Tom -- I think you've honed in on the principal question. It's one of the reasons I don't fret that much about not being able successfully to live "in the moment." Yesterday, with this on my mind, I was helping arrange long-haul international travel for a friend/client who is all about living in the moment. I mentioned to him that he must not have any problem sleeping on airplanes. (I can't do this.) He said that he doesn't sleep -- he meditates. I have no idea where that puts him in relation to the moment or how it affects his philosophy. Curtis

Chris said...

"And the subject is not part of the world, but a boundary of the world."

Later, he would put this differently, by saying that the word "I" (in, for example, "I love you") does not refer to anything. "I" here functions differently than "he".

"In the cases in which 'I' is used as subject, we don't use it because we recognize a particular person by his bodily characteristics; and this creates the illusion that we use this word to refer to something bodiless, which, however, has its seat in our body. In fact this seems to be the real ego, the one of which it was said, "Cogito, ergo sum".

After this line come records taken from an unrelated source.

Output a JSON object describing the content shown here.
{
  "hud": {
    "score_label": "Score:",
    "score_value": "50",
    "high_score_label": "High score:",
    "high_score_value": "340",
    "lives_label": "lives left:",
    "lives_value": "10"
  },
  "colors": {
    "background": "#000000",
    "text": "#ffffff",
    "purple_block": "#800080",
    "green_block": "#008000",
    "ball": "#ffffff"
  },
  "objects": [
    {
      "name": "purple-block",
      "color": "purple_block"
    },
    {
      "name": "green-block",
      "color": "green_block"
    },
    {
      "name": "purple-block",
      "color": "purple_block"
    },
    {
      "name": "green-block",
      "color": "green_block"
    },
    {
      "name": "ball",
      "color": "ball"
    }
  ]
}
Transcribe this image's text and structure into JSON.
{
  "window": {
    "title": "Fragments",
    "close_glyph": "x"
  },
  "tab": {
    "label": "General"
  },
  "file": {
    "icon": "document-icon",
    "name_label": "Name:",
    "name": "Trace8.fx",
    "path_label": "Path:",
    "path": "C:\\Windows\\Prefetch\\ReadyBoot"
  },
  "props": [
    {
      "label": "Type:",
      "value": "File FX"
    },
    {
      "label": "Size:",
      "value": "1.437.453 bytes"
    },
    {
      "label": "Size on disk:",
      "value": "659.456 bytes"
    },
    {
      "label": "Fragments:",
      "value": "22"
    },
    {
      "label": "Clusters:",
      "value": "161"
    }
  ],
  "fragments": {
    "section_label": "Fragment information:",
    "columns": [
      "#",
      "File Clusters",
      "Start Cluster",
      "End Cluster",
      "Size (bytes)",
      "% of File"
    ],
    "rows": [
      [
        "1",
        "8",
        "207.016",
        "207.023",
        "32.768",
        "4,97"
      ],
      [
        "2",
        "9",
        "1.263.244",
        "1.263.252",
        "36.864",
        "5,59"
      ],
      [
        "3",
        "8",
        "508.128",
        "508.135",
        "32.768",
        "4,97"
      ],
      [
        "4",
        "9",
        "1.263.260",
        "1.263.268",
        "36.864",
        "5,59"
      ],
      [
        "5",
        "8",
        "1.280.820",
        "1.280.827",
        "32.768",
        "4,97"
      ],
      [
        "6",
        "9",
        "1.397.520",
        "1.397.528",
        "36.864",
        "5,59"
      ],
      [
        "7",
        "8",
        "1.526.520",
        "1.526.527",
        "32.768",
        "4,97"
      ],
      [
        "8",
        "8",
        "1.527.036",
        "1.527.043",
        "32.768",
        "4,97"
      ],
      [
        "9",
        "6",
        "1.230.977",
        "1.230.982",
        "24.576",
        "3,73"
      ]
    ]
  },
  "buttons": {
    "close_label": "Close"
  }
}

TC said...

Curtis,

Well, I don't fly on airplanes, but do at times attempt to sleep in the usual appropriate form of terra-firma convenience; though alas, the ancient corpus now being damaged past repair, Morpheus eludes me there as well, leaving, in the end, no option but meditation... and meditation invariably makes matters worse. Right there "in the moment", and all.

At such times being a boundary of the world (the action stops here) seems hazardous enough, but being part of the world... yegads, the mere prospect, at this late stage, scrambles the cranial noodleroni unduly.

Chris,

Thanks once more for being our thoughtful guide and companion in the unending and always fruitfully bewildering trek through the wilds of Wittgenstein (who may be regarded in some unenlightened zones as an epic partykiller, but here among the older folks -- life of the party!).

Yes, a good deal of the interest in the 1914-1916 Notebooks lies in seeing how Wittgenstein persistently circles around the problems that engaged him, shaping and fine-tuning his thoughts.

That aphoristic entry of 8 February 1916 did, as you are aware, undergo that characteristic development.

In the Tractatus the statement in question morphs into:

5.632 The subject does not belong to the world but is a limit of the world.

5.633 *Where* in the world is a metaphysical subject to be noted?

(I don't know that Garmin has yet come up with a geolocation device that would direct us to a solution in that regard.)

In the larger sense, though, the mere act of typing up those early Notebooks was a revelation, as close attention was required, and close attention to the workings of this extremely unusual mind is always rewarding, taxing, challenging, inspiring... in short, a wonderment.

But when all is said and done I can't help feeling there is an unbridgeable gulf between a sensitivity like Wittgenstein's -- a person actually concerned with what living in the world is like, as apart from how such living may be used to garner personal convenience, power, security, property et al. -- and the blunt-force-trauma-level acquisition techniques that seem de rigueur among "normal" citizens these days.

After all, inheriting one of the largest fortunes in Europe and then quickly realizing the problems that massive inheritance brought with it -- chiefly, figuring out how to get rid of it all ASAP -- would at least save one from being assailed by the desire for further enrichment.

But Wittgenstein's career in philosophy did matter very much to him, and I think his brother Paul's remarkable fortitude in learning to play the piano with one arm after the other had been lost in the War affected him deeply.

Returning to Cambridge after the war, I think he felt his own career would be lost; he had got on the wrong side of Russell, Whitehead, a dedicated Pacifist, loathed him for his war service in Germany.

But of course that time passed, and he got on with the work.